### WHAT TO WORK ON
Using the listing beneath this task, count the lines with the word "title" and write only the result.

### TASK MATERIAL
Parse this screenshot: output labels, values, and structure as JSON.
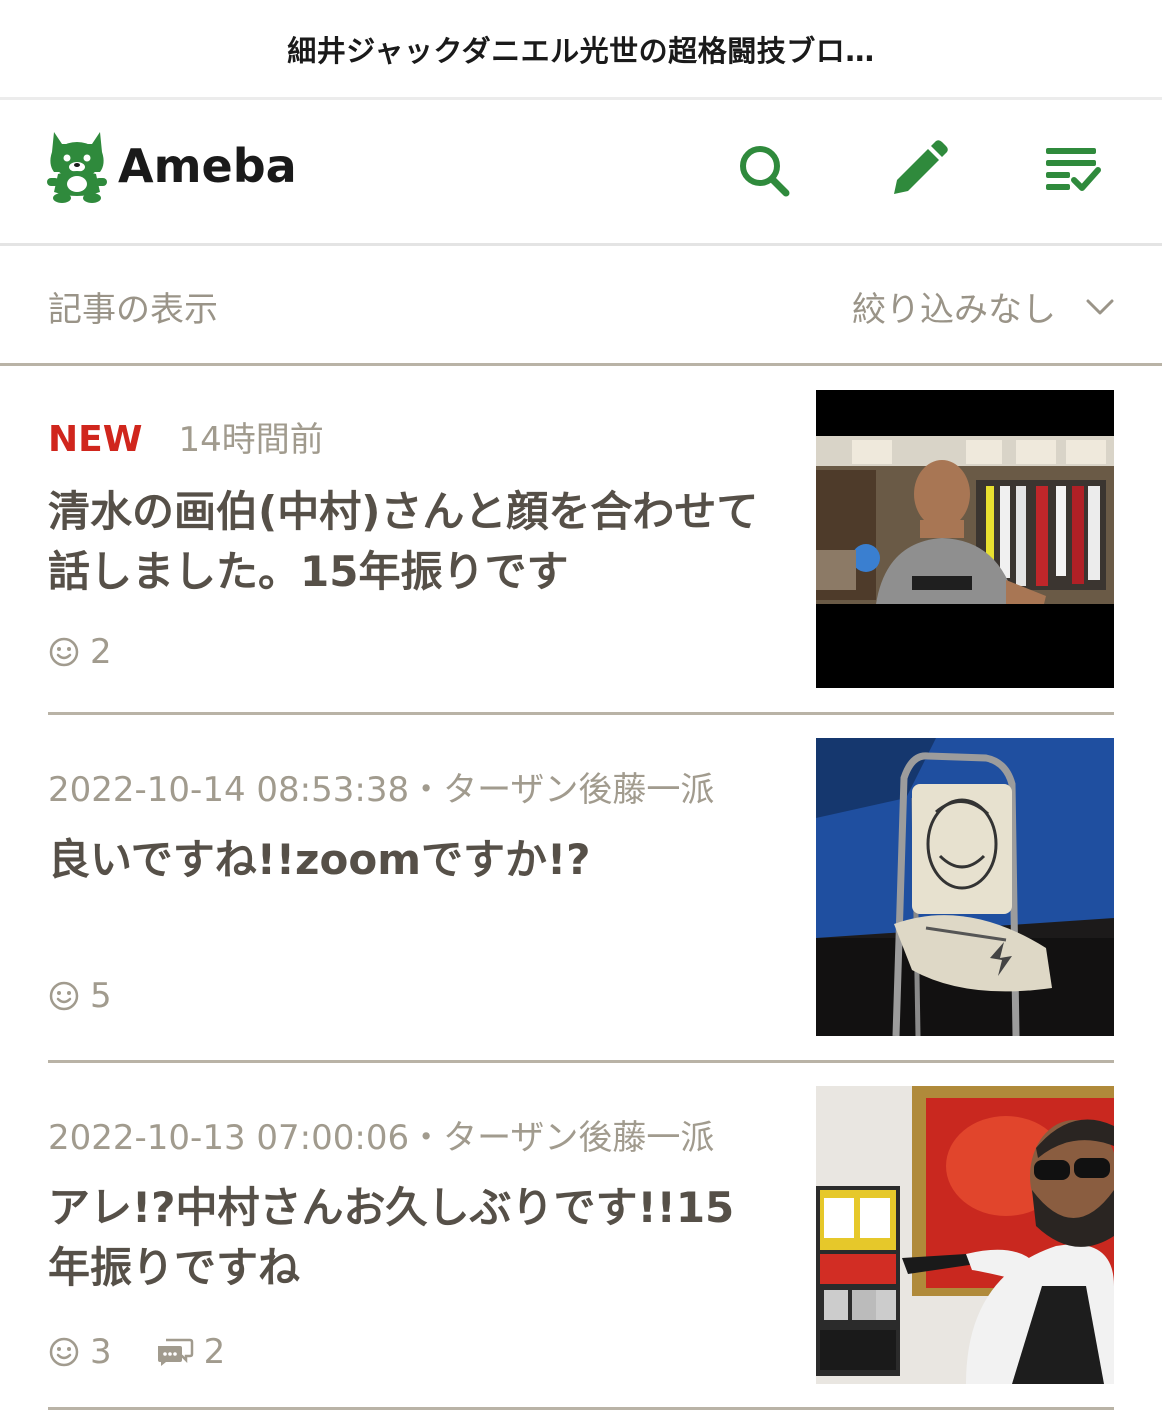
{
  "window": {
    "title": "細井ジャックダニエル光世の超格闘技ブロ…"
  },
  "header": {
    "logo_text": "Ameba",
    "brand_color": "#2f8a3c",
    "icons": [
      "search-icon",
      "pencil-icon",
      "checklist-icon"
    ]
  },
  "filter": {
    "label": "記事の表示",
    "value": "絞り込みなし"
  },
  "entries": [
    {
      "badge": "NEW",
      "time": "14時間前",
      "title": "清水の画伯(中村)さんと顔を合わせて話しました。15年振りです",
      "likes": "2",
      "thumbnail": "photo-man-in-gray-tshirt"
    },
    {
      "date": "2022-10-14 08:53:38",
      "separator": "・",
      "category": "ターザン後藤一派",
      "title": "良いですね!!zoomですか!?",
      "likes": "5",
      "thumbnail": "photo-drawing-on-chair"
    },
    {
      "date": "2022-10-13 07:00:06",
      "separator": "・",
      "category": "ターザン後藤一派",
      "title": "アレ!?中村さんお久しぶりです!!15年振りですね",
      "likes": "3",
      "comments": "2",
      "thumbnail": "photo-wrestler-sunglasses"
    }
  ],
  "colors": {
    "new": "#d0261d",
    "meta": "#a19b8e",
    "title": "#565048",
    "divider": "#b9b3a6"
  }
}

### COMPLETED TASK
5